= How to complete this task =
The expected reply is all of the data, returned exactly.

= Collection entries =
..............................

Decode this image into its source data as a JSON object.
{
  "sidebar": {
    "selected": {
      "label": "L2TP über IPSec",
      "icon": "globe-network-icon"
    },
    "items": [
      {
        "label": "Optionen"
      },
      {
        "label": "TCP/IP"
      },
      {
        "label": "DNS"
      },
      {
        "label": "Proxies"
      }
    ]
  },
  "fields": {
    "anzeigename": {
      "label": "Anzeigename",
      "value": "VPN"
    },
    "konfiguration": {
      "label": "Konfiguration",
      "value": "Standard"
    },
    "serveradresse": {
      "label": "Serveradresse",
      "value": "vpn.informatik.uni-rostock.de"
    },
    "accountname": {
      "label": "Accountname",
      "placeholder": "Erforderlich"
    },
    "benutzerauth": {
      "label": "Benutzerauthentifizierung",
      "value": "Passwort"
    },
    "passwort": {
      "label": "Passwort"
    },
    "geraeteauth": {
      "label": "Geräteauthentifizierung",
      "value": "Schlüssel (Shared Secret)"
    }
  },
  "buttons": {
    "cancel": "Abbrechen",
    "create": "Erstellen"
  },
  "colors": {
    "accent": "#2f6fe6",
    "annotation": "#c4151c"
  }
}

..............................

= Response =
Decode this image into its source data as a JSON object.
{
  "sidebar": {
    "selected": {
      "label": "L2TP über IPSec",
      "icon": "globe-network-icon"
    },
    "items": [
      {
        "label": "Optionen"
      },
      {
        "label": "TCP/IP"
      },
      {
        "label": "DNS"
      },
      {
        "label": "Proxies"
      }
    ]
  },
  "fields": {
    "anzeigename": {
      "label": "Anzeigename",
      "value": "VPN"
    },
    "konfiguration": {
      "label": "Konfiguration",
      "value": "Standard"
    },
    "serveradresse": {
      "label": "Serveradresse",
      "value": "vpn.informatik.uni-rostock.de"
    },
    "accountname": {
      "label": "Accountname",
      "placeholder": "Erforderlich"
    },
    "benutzerauth": {
      "label": "Benutzerauthentifizierung",
      "value": "Passwort"
    },
    "passwort": {
      "label": "Passwort"
    },
    "geraeteauth": {
      "label": "Geräteauthentifizierung",
      "value": "Schlüssel (Shared Secret)"
    }
  },
  "buttons": {
    "cancel": "Abbrechen",
    "create": "Erstellen"
  },
  "colors": {
    "accent": "#2f6fe6",
    "annotation": "#c4151c"
  }
}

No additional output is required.